I don’t often get excited by reading nursing-home press releases, but recently I did. One story from the Ambassador in Scarsdale left me, well, farklempt. It was about a wedding that took place in the dementia unit there.

Read the press release at: http://www.theambassadorscarsdale.com/senior-living/ny/white-plains/news-and-events?article=wedding-bells-at-the-ambassador-of-scarsdale

I absolutely had to meet the people involved. 

It’s not my intention to make my blog into an advertising space for one or another senior living facility. But I am here to help spread knowledge of best practices in the spiritual care of people with dementia. In this respect, there’s a lot being done at the Ambassador deserving notice.

I was welcomed at the door of the Ambassador’s Memory Care Community by its Director, Sarah Rourke. As she took me on a tour through the Community, I noticed that the living space for people with dementia occupied the complex’s most central spot, the ground floor, which surrounds a well-maintained but unfussy courtyard garden—not a bad venue, I thought, for a small wedding. The garden itself is visible from all sides through floor-to-ceiling windows. Almost all the Community’s residents could see and hear it, if not from the courtyard itself, then from their own apartment windows. I wondered how the idea of a wedding came to be in the first place. 

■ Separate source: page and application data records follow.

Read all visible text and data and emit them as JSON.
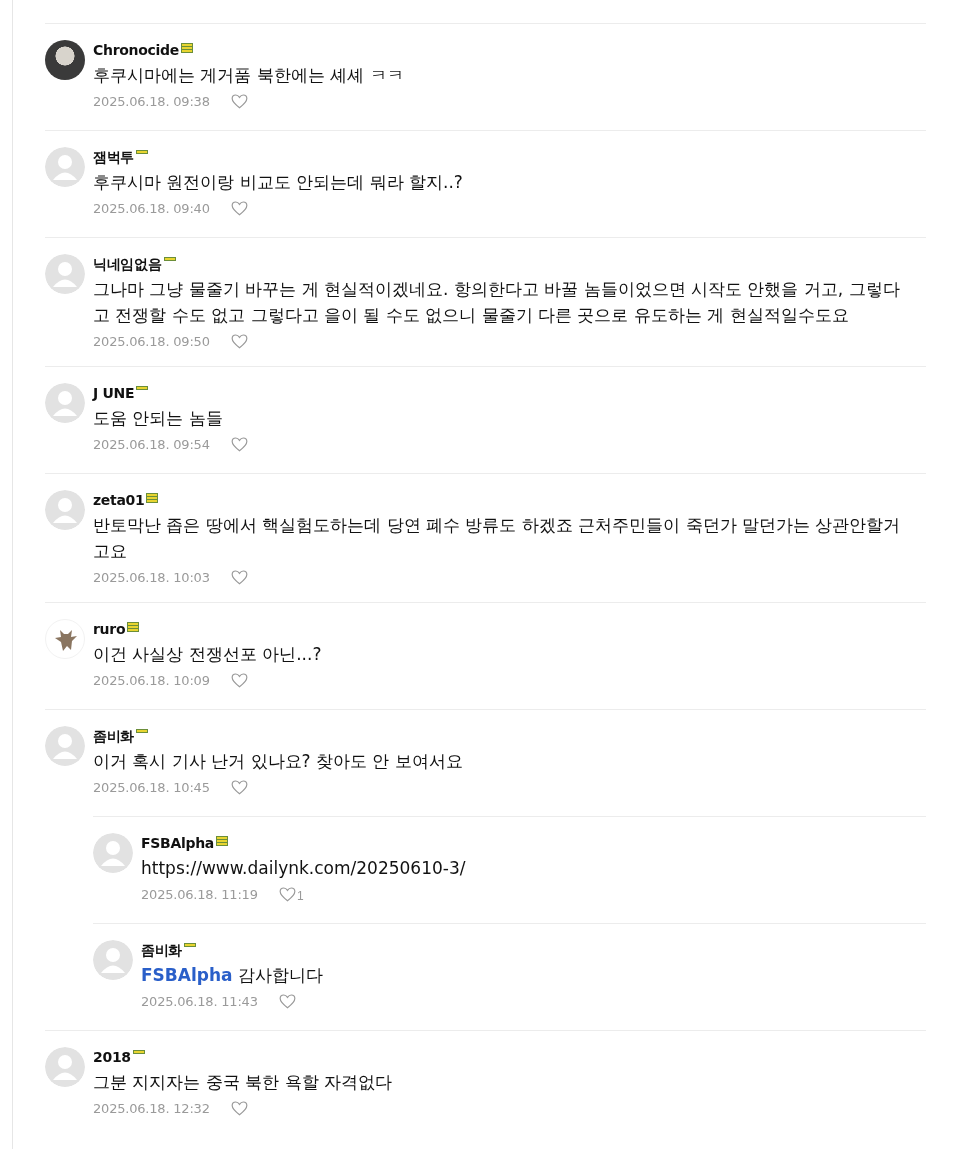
{
  "comments": [
    {
      "author": "Chronocide",
      "badge": {
        "kind": "triple"
      },
      "avatar": {
        "kind": "photo"
      },
      "text": "후쿠시마에는 게거품 북한에는 셰셰 ㅋㅋ",
      "date": "2025.06.18. 09:38"
    },
    {
      "author": "잼벅투",
      "badge": {
        "kind": "single"
      },
      "avatar": {
        "kind": "default"
      },
      "text": "후쿠시마 원전이랑 비교도 안되는데 뭐라 할지..?",
      "date": "2025.06.18. 09:40"
    },
    {
      "author": "닉네임없음",
      "badge": {
        "kind": "single"
      },
      "avatar": {
        "kind": "default"
      },
      "text": "그나마 그냥 물줄기 바꾸는 게 현실적이겠네요. 항의한다고 바꿀 놈들이었으면 시작도 안했을 거고, 그렇다고 전쟁할 수도 없고 그렇다고 을이 될 수도 없으니 물줄기 다른 곳으로 유도하는 게 현실적일수도요",
      "date": "2025.06.18. 09:50"
    },
    {
      "author": "J UNE",
      "badge": {
        "kind": "single"
      },
      "avatar": {
        "kind": "default"
      },
      "text": "도움 안되는 놈들",
      "date": "2025.06.18. 09:54"
    },
    {
      "author": "zeta01",
      "badge": {
        "kind": "triple"
      },
      "avatar": {
        "kind": "default"
      },
      "text": "반토막난 좁은 땅에서 핵실험도하는데 당연 폐수 방류도 하겠죠 근처주민들이 죽던가 말던가는 상관안할거고요",
      "date": "2025.06.18. 10:03"
    },
    {
      "author": "ruro",
      "badge": {
        "kind": "triple"
      },
      "avatar": {
        "kind": "image"
      },
      "text": "이건 사실상 전쟁선포 아닌...?",
      "date": "2025.06.18. 10:09"
    },
    {
      "author": "좀비화",
      "badge": {
        "kind": "single"
      },
      "avatar": {
        "kind": "default"
      },
      "text": "이거 혹시 기사 난거 있나요? 찾아도 안 보여서요",
      "date": "2025.06.18. 10:45",
      "replies": [
        {
          "author": "FSBAlpha",
          "badge": {
            "kind": "triple"
          },
          "avatar": {
            "kind": "default"
          },
          "text": "https://www.dailynk.com/20250610-3/",
          "date": "2025.06.18. 11:19",
          "likes": "1"
        },
        {
          "author": "좀비화",
          "badge": {
            "kind": "single"
          },
          "avatar": {
            "kind": "default"
          },
          "mention": "FSBAlpha",
          "text": "감사합니다",
          "date": "2025.06.18. 11:43"
        }
      ]
    },
    {
      "author": "2018",
      "badge": {
        "kind": "single"
      },
      "avatar": {
        "kind": "default"
      },
      "text": "그분 지지자는 중국 북한 욕할 자격없다",
      "date": "2025.06.18. 12:32"
    }
  ]
}
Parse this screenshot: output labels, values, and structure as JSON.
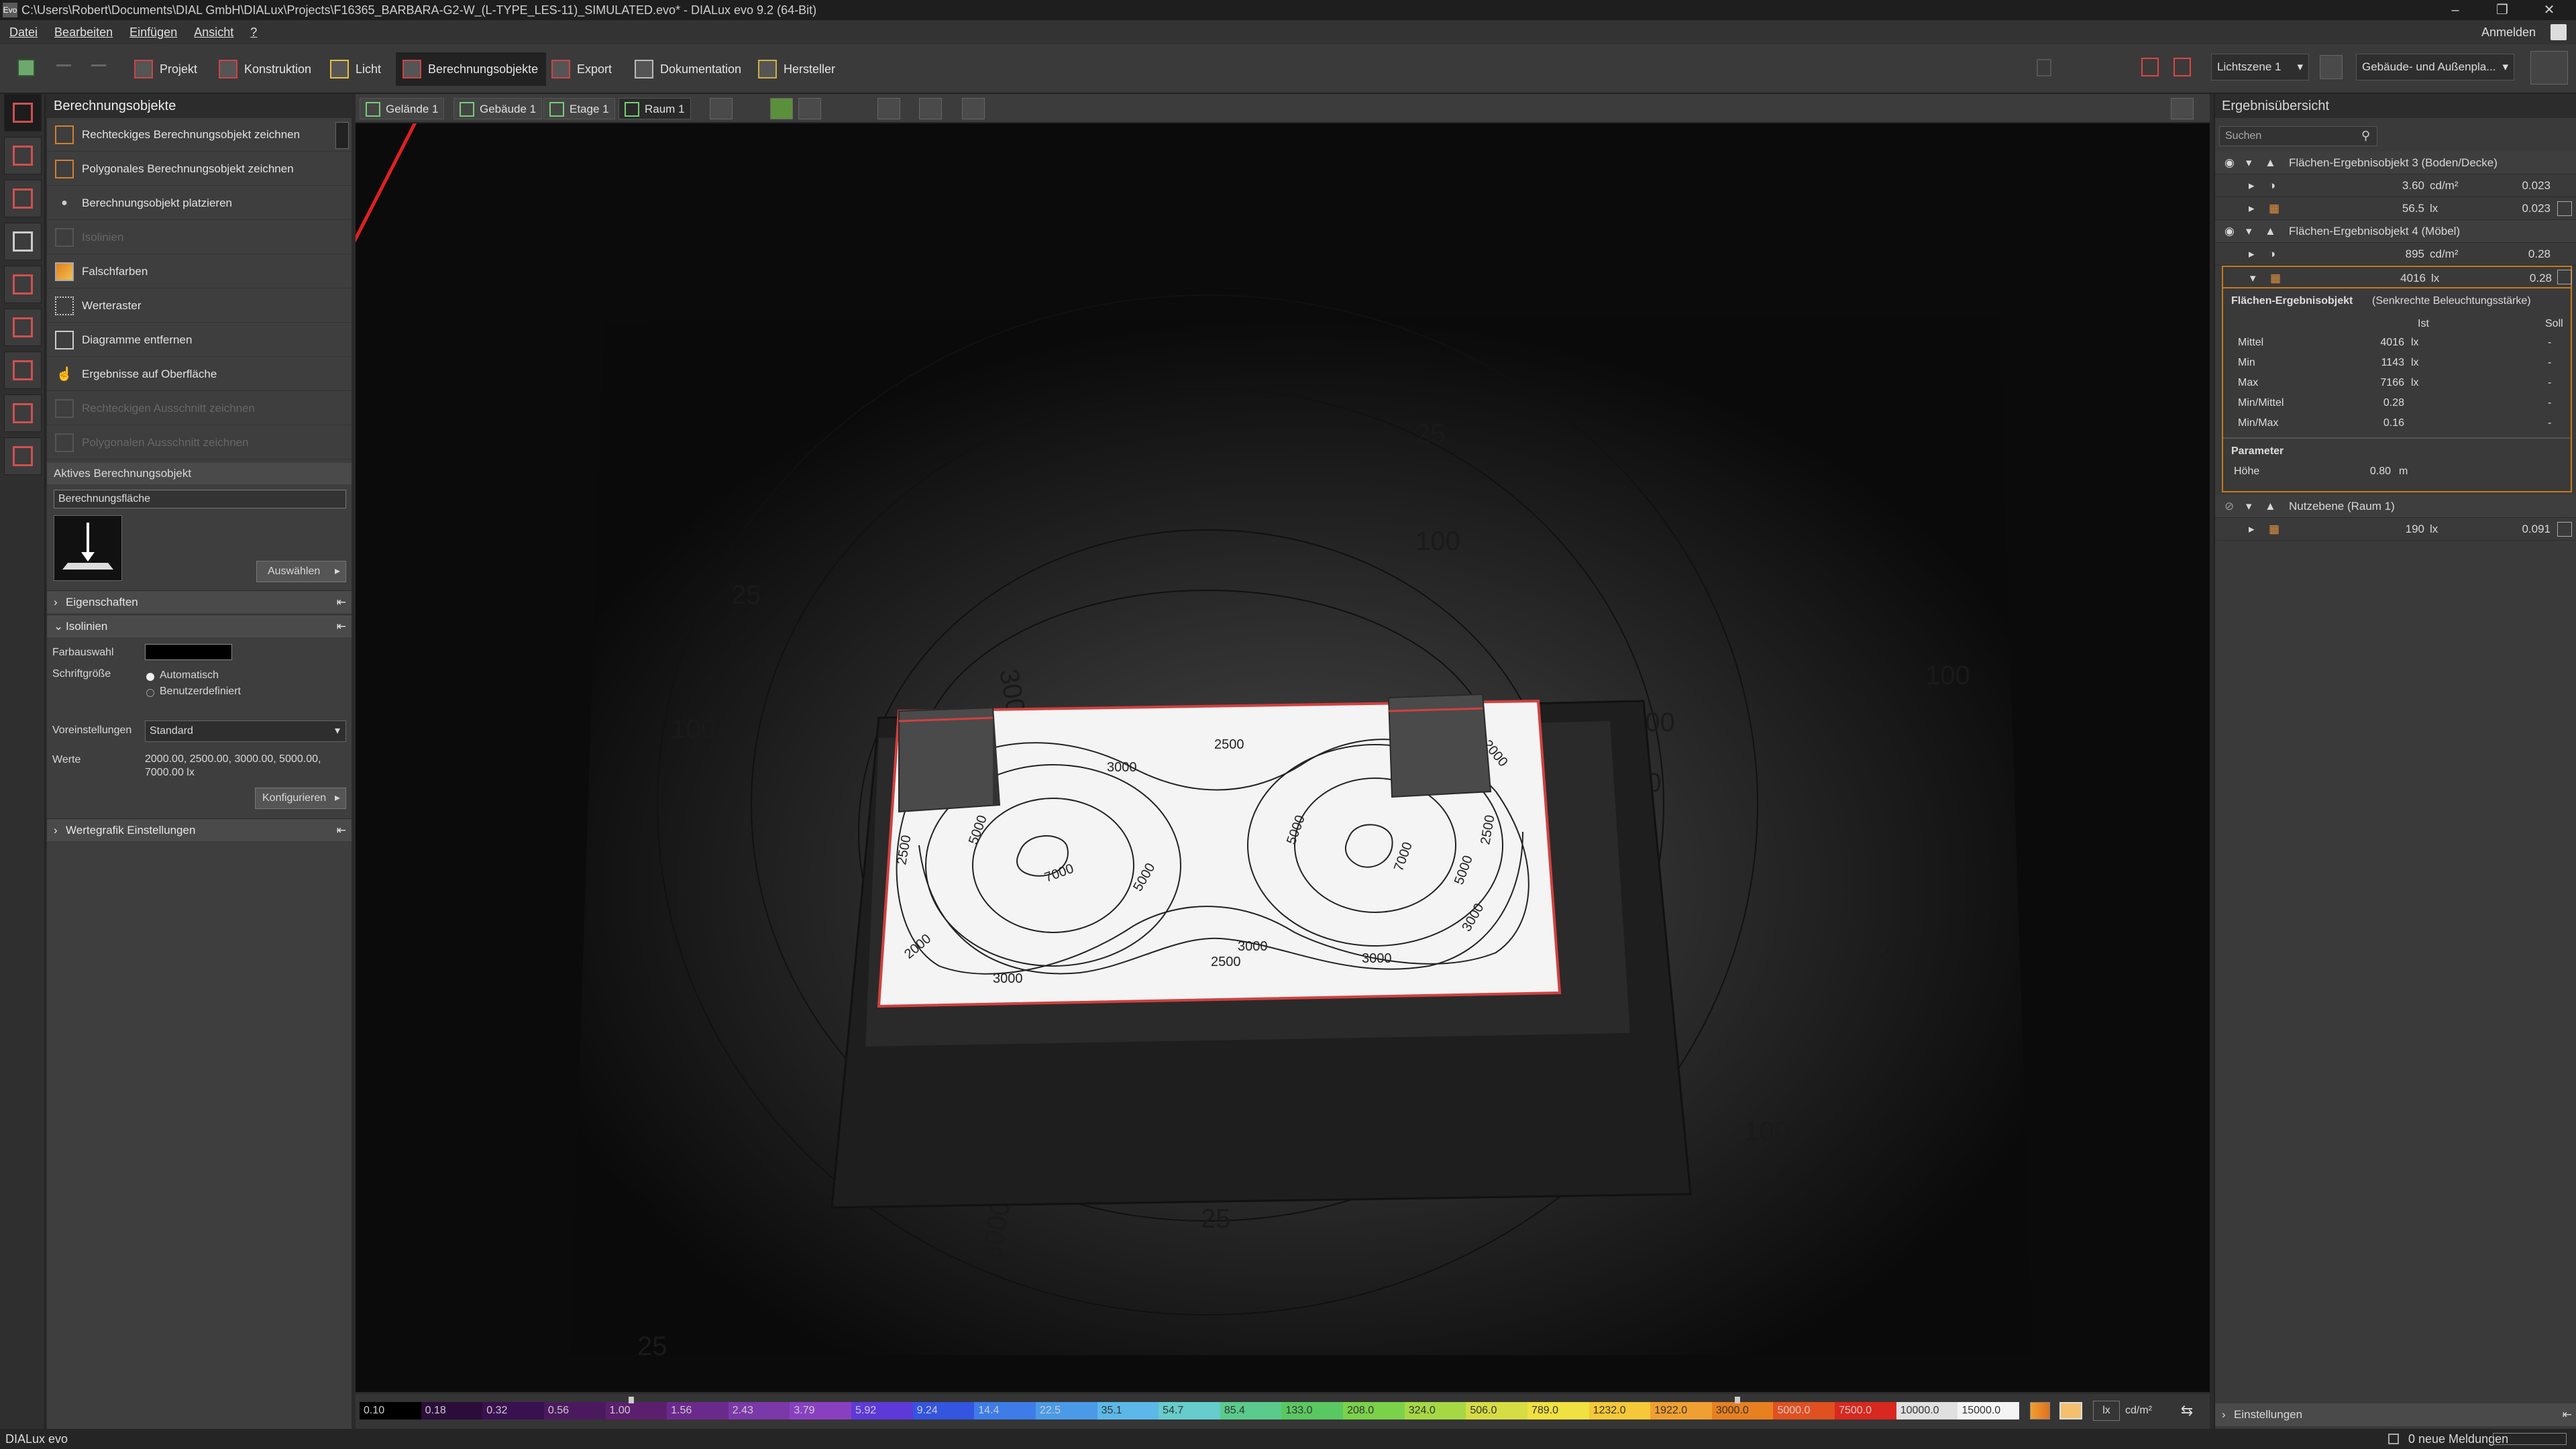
{
  "window": {
    "title": "C:\\Users\\Robert\\Documents\\DIAL GmbH\\DIALux\\Projects\\F16365_BARBARA-G2-W_(L-TYPE_LES-11)_SIMULATED.evo* - DIALux evo 9.2  (64-Bit)",
    "app_icon": "Evo"
  },
  "menu": {
    "items": [
      "Datei",
      "Bearbeiten",
      "Einfügen",
      "Ansicht",
      "?"
    ],
    "signin": "Anmelden"
  },
  "toolbar": {
    "modes": [
      "Projekt",
      "Konstruktion",
      "Licht",
      "Berechnungsobjekte",
      "Export",
      "Dokumentation",
      "Hersteller"
    ],
    "active_mode": "Berechnungsobjekte",
    "lightscene": "Lichtszene 1",
    "view_select": "Gebäude- und Außenpla..."
  },
  "left_panel": {
    "header": "Berechnungsobjekte",
    "tools": [
      {
        "label": "Rechteckiges Berechnungsobjekt zeichnen",
        "enabled": true
      },
      {
        "label": "Polygonales Berechnungsobjekt zeichnen",
        "enabled": true
      },
      {
        "label": "Berechnungsobjekt platzieren",
        "enabled": true
      },
      {
        "label": "Isolinien",
        "enabled": false
      },
      {
        "label": "Falschfarben",
        "enabled": true
      },
      {
        "label": "Werteraster",
        "enabled": true
      },
      {
        "label": "Diagramme entfernen",
        "enabled": true
      },
      {
        "label": "Ergebnisse auf Oberfläche",
        "enabled": true
      },
      {
        "label": "Rechteckigen Ausschnitt zeichnen",
        "enabled": false
      },
      {
        "label": "Polygonalen Ausschnitt zeichnen",
        "enabled": false
      }
    ],
    "active_section": "Aktives Berechnungsobjekt",
    "active_object_name": "Berechnungsfläche",
    "select_button": "Auswählen",
    "sections": {
      "properties": "Eigenschaften",
      "isolines": "Isolinien",
      "valuegraph": "Wertegrafik Einstellungen"
    },
    "isolines": {
      "color_label": "Farbauswahl",
      "fontsize_label": "Schriftgröße",
      "font_auto": "Automatisch",
      "font_custom": "Benutzerdefiniert",
      "presets_label": "Voreinstellungen",
      "preset_value": "Standard",
      "values_label": "Werte",
      "values_text": "2000.00, 2500.00, 3000.00, 5000.00, 7000.00 lx",
      "configure_button": "Konfigurieren"
    }
  },
  "viewport": {
    "breadcrumb": [
      "Gelände 1",
      "Gebäude 1",
      "Etage 1",
      "Raum 1"
    ],
    "isoline_labels": [
      "2500",
      "3000",
      "3000",
      "5000",
      "5000",
      "5000",
      "5000",
      "7000",
      "7000",
      "2500",
      "2500",
      "2000",
      "2000",
      "3000",
      "3000",
      "2500",
      "3000"
    ],
    "outer_labels": [
      "25",
      "100",
      "25",
      "100",
      "3000",
      "500",
      "25",
      "100",
      "25",
      "3000",
      "25",
      "100",
      "500",
      "25"
    ]
  },
  "colorbar": {
    "values": [
      "0.10",
      "0.18",
      "0.32",
      "0.56",
      "1.00",
      "1.56",
      "2.43",
      "3.79",
      "5.92",
      "9.24",
      "14.4",
      "22.5",
      "35.1",
      "54.7",
      "85.4",
      "133.0",
      "208.0",
      "324.0",
      "506.0",
      "789.0",
      "1232.0",
      "1922.0",
      "3000.0",
      "5000.0",
      "7500.0",
      "10000.0",
      "15000.0"
    ],
    "colors": [
      "#000000",
      "#2b0d3a",
      "#3a1150",
      "#4b1a5e",
      "#5c1f6e",
      "#6a2a8c",
      "#7b38a8",
      "#8940c0",
      "#5d3ad8",
      "#3355e0",
      "#3e7ce8",
      "#4b9ae8",
      "#5cb8e8",
      "#66cccc",
      "#5acb8c",
      "#5ac860",
      "#7bd14a",
      "#a6d844",
      "#d6dc44",
      "#f0e040",
      "#f4c838",
      "#f0a030",
      "#e88020",
      "#e05020",
      "#d82820",
      "#e0e0e0",
      "#f4f4f4"
    ],
    "unit_lx": "lx",
    "unit_cd": "cd/m²"
  },
  "right_panel": {
    "header": "Ergebnisübersicht",
    "search_placeholder": "Suchen",
    "objects": [
      {
        "name": "Flächen-Ergebnisobjekt 3 (Boden/Decke)",
        "rows": [
          {
            "value": "3.60",
            "unit": "cd/m²",
            "ratio": "0.023"
          },
          {
            "value": "56.5",
            "unit": "lx",
            "ratio": "0.023"
          }
        ]
      },
      {
        "name": "Flächen-Ergebnisobjekt 4 (Möbel)",
        "rows": [
          {
            "value": "895",
            "unit": "cd/m²",
            "ratio": "0.28"
          },
          {
            "value": "4016",
            "unit": "lx",
            "ratio": "0.28"
          }
        ]
      },
      {
        "name": "Nutzebene (Raum 1)",
        "rows": [
          {
            "value": "190",
            "unit": "lx",
            "ratio": "0.091"
          }
        ]
      }
    ],
    "detail": {
      "title": "Flächen-Ergebnisobjekt",
      "subtitle": "(Senkrechte Beleuchtungsstärke)",
      "col_ist": "Ist",
      "col_soll": "Soll",
      "rows": [
        {
          "label": "Mittel",
          "value": "4016",
          "unit": "lx",
          "soll": "-"
        },
        {
          "label": "Min",
          "value": "1143",
          "unit": "lx",
          "soll": "-"
        },
        {
          "label": "Max",
          "value": "7166",
          "unit": "lx",
          "soll": "-"
        },
        {
          "label": "Min/Mittel",
          "value": "0.28",
          "unit": "",
          "soll": "-"
        },
        {
          "label": "Min/Max",
          "value": "0.16",
          "unit": "",
          "soll": "-"
        }
      ],
      "param_title": "Parameter",
      "param_label": "Höhe",
      "param_value": "0.80",
      "param_unit": "m"
    },
    "settings": "Einstellungen"
  },
  "status": {
    "brand": "DIALux evo",
    "messages": "0 neue Meldungen"
  }
}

“It wasn’t our idea at all,” Rourke explained. “It was the groom’s suggestion. When Mack Kronberg and his bride, Jessie Appel, were looking for a place to get married, she kept finding things wrong with each of them. Then she realized what was really going on: she was regretting that her grandmother, Marianne Reilly, who lives in the Memory Care Community, wouldn’t be able to travel to join them. That’s when Mack proposed to Jessie for a second time: ‘If we can’t bring your grandma to the wedding, let’s bring the wedding to her.’ While the wedding wasn’t our idea, we couldn’t have been more on board, and got busy brainstorming with the residents on different ways the whole community could participate in order to make the the day even more special for the couple.”

Since childhood, Jessie had dreamed of a wedding at her grandmother’s home in Shelter Island, which she had visited every holiday until Mrs. Reilly’s move to the Ambassador. Suddenly Jessie realized that it wasn’t about the house. “Grandma has been the constant, and that’s carried on,” she said. “When we visited… and passed the courtyard, this powerful image took hold of us standing there saying our vows amid the flowers and greenery and this strong community that has accepted my grandmother and us – with open arms.”

Marianne Reilly, Jessie’s mother and Mrs. Reilly’s daughter, agrees. “I find this ceremony and this place to be sacred because they celebrate life as it is now,” she says. “We’re all in this together.” Mrs. Reilly even presented presented the newlyweds with a homemade book of marital advice from the residents.

Holding a wedding in a dementia unit doesn’t happen without buy-in from the facility’s management team. The Ambassador’s president, Jean Dunphy, didn’t merely tolerate the request, but embraced it. So did Ms. Rourke and Kerry Mills, founder of of Engaging Alzheimer’s, LLC, and a dementia coach for The Ambassador’s Memory Care Community.

Ms. Dunphy joined Ms. Rourke and Ms. Mills and me on my visit and spoke of the holistic vision of family in the age of Alzheimer’s. “I’m an Irish immigrant. I grew up in a village where we had grandparents around. We had people with dementia but it didn’t matter,” Ms. Dunphy explained. “They fit in. If they ended up in your kitchen one day, you didn’t call the police. You treat them like family. She’s there, you give her something to eat, you bring her home afterwards. It was a community in action. It was a natural human reaction. And there was no stigma attached to it.” 

Dunphy’s recollection of her village childhood made me realize that the space around me had a village aspect to it. We were meeting not in some quiet and remote corporate office, but rather in an open commons. Music drifted in from a program around the corner; the people who live there were strolling by, sometimes interjecting comments into our conversation. They were not butting in, interrupting or eavesdropping – they were participating.

In a village, boundaries between people and their classes and categories are blurred. And that’s the whole point about memory care residences, according to Dunphy: “You’ll see a retired CEO who suddenly connects with the guy living here who was a mailman. I don’t want to say that we’re naked. But there certainly are no preconceived notions of class. What matters is the person in his or her most basic form.”

Dementia’s ability to erode the difference between “our people” and “theirs” means not only new friendships but, in effect, new families. “There was one resident here who thought another was her mother,” Ms. Dunphy explained. “Well, that was fabulous. Who gets to have their mother back at seventy-eight or eighty? And so we did not dissuade her from that thought. So that’s the norm. Different families—not your biological families—are made. Strong, strong connections.”

And that connection is what weddings are about, too. The bringing together of different families to celebrate the strong bonds that love brings.